Smoking ban: It’s a public health issue
If our reader poll, which is totally unscientific, is any indication, it’s not just hot, it’s a scorcher.
We haven’t run many reader polls, but the number of participants over the two-week period, this poll is significant. Again, I emphasize that the poll is not scientific.
According to the poll, those favoring the ban out-number those who oppose it. The margin held fairly steady throughout the process at about 60/40, with the closest the anti-bans coming to the pro-bans was a 50/50 spread. I monitored the poll carefully, and I never saw the anti-ban vote exceed the pro-ban vote.
All that for whatever it’s worth – and it should be worth something for our city leaders.
For one thing, constituents usually contact the council member with whom they agree. So it’s not a surprise that Mayor Keith McMullin has heard from an overwhelming majority in opposition to the ban.
By the same token, Councilman Keith Donley, who is proposing the ban, heard mostly from those who agree with him.
(And may I take a moment to say that this would be a good time for one of the Keiths to change his name? Each has been accused of holding the other’s position.)
Our reader poll respondents are anonymous – they don’t have to worry about taking a public stand that might cost them friends or their jobs.
Comments on our Facebook page, which are running against the ban, are not anonymous.
What’s important here is that we listen, and really hear what people are saying.
Arguing the health risks is an exercise in futility. Cigarette/cigar/pipe smoke is bad for you. You can die from it. Yes, there’s someone out there who will argue against that, but there is too much evidence to the contrary. So let’s just move past that.
The biggest argument put forth so far against the ban is that it would infringe on the rights of private business owners. These folks think that the public can choose not to frequent businesses that allow smoking.

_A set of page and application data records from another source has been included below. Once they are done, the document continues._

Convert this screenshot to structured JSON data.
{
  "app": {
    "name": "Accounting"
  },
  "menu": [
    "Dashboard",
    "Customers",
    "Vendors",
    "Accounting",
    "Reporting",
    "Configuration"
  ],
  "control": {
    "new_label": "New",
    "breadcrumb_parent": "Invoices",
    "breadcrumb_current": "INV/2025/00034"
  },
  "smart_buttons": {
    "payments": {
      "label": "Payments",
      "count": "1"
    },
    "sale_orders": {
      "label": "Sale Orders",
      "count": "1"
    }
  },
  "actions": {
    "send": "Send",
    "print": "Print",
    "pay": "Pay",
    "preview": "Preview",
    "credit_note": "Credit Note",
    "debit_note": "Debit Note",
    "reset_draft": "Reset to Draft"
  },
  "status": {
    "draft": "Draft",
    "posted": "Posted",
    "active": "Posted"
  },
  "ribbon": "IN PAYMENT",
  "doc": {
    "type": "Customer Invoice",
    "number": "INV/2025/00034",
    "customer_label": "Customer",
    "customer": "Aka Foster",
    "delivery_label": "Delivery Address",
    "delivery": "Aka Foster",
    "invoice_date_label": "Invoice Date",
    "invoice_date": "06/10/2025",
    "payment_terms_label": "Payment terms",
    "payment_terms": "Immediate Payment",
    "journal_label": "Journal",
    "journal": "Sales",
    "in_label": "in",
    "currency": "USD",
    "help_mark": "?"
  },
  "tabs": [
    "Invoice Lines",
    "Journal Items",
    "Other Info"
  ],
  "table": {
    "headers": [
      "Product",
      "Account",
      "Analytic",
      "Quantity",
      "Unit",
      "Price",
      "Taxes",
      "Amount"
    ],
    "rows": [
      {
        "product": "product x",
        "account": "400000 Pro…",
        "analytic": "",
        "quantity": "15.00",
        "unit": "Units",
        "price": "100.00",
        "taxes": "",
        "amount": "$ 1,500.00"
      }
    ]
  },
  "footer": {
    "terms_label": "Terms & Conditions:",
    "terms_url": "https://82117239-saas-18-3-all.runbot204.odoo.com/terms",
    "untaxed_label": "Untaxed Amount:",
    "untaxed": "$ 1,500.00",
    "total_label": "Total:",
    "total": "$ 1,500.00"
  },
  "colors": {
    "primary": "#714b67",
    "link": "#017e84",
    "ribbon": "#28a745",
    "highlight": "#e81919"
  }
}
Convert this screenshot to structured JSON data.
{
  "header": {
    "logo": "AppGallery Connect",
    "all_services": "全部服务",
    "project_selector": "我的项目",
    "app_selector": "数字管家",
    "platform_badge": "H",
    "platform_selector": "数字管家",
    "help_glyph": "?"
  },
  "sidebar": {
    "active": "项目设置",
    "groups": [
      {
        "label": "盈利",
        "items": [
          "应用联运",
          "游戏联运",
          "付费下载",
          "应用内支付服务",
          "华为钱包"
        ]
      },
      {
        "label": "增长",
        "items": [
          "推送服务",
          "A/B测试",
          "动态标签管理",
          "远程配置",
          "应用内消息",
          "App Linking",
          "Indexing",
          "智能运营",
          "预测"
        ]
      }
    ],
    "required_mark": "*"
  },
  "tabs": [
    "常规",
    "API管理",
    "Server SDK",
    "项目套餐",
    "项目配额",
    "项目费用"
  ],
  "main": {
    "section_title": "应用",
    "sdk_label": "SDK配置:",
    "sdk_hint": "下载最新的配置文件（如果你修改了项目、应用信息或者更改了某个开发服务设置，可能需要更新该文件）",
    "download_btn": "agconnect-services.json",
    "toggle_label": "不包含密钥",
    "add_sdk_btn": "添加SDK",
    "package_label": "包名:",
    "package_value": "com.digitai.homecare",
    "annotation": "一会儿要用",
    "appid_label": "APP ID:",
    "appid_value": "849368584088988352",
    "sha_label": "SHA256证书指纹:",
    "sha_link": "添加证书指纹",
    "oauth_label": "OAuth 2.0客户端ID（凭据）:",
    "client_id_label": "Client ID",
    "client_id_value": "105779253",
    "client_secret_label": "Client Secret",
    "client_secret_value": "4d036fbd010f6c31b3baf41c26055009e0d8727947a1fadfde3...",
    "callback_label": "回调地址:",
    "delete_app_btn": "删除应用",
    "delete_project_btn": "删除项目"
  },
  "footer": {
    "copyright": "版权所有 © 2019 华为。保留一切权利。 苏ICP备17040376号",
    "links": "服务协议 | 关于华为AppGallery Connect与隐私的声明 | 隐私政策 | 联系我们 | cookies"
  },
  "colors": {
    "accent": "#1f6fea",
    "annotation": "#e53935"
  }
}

Most of the arguments for the ban are health-related.
I think they’re all right. Business owners should have the right to run their businesses the way they want, and nonsmokers can choose not to eat, drink, listen to music, dance or shop at their places of business.
I am not really concerned about customers who have a choice about where they eat, drink and entertain themselves.
I do have a serious concern for the people who work in places where smoking is allowed. If people in the hospitality industry – and these are the businesses that would be most impacted by a smoking ban – have to limit their job searches to places where smoking is not allowed, their job opportunities diminish significantly. It means that a job-seeker must weigh the benefits of a paycheck against the impact working in a smoking environment will have on his or her health in the long run. If there are bills to pay and kids to feed and clothe, I’m betting most people in that position are going to opt for the paycheck and take their chances with the smoke.
The argument of, “OK, they ban smoking, what’s next?” doesn’t resonate with me. Just because a city decides to ban smoking doesn’t mean the next step is to prohibit people from wearing pink shirts on Tuesdays.
We live with many laws that invade our privacy. We have to wear seatbelts in our vehicles. Kids under a certain height must ride in safety seats. Employees of establishments where food and beverages are served must wash their hands before returning to work after using the restroom. Bars and restaurants have to display signs warning of the dangers of drinking alcohol when pregnant. The time-honored Texas tradition of taking a roadie as you hit the road is against the law.
We just can’t roam free the way we used to.
Certainly businesses that would be impacted by a ban have a concern about the economic impact a smoking ban would have on their business. I’ve looked up studies (not sponsored by right-to-smoke or anti-smoking groups) on the economic impact of smoking bans on restaurants and bars. What I’ve found so far is that there is either no impact or the impact is statistically negligible. Dallas, Houston and Austin all seem to still be in business, last I checked.
It stands to reason that if smoking is not allowed in any restaurant, bar or other public gathering place, all such businesses would be equally impacted.
Smokers might not like it, but if the only places they can eat, drink or be entertained don’t allow them to smoke, it’s doubtful they’ll stay home -- at least, not for long.
I’ve also conducted a little anecdotal research. I asked a musician friend who plays frequently at venues in Corpus Christi where a smoking ban was enacted, if the crowds went away when the ban went into effect.
Mayor Keith’s position that people come to Port Aransas to get away from the restrictions of city life does little to sway me. If you use that line of reasoning, then we can do away with all our ordinances.
Back to the right of private businesses to conduct their business as they see fit, which is the strongest argument against the ban. Does that right out-weigh the right of an individual to work in an environment that is not harmful to his or her health? If private businesses do not provide clean air environments in which to work, then it may be up to the city to see that they do.
Mary Henkel Judson is editor and copublisher of the South Jetty. Contact her at email@example.com, (361) 749-5131 or P.O. Box 1117, Port Aransas, TX 78373.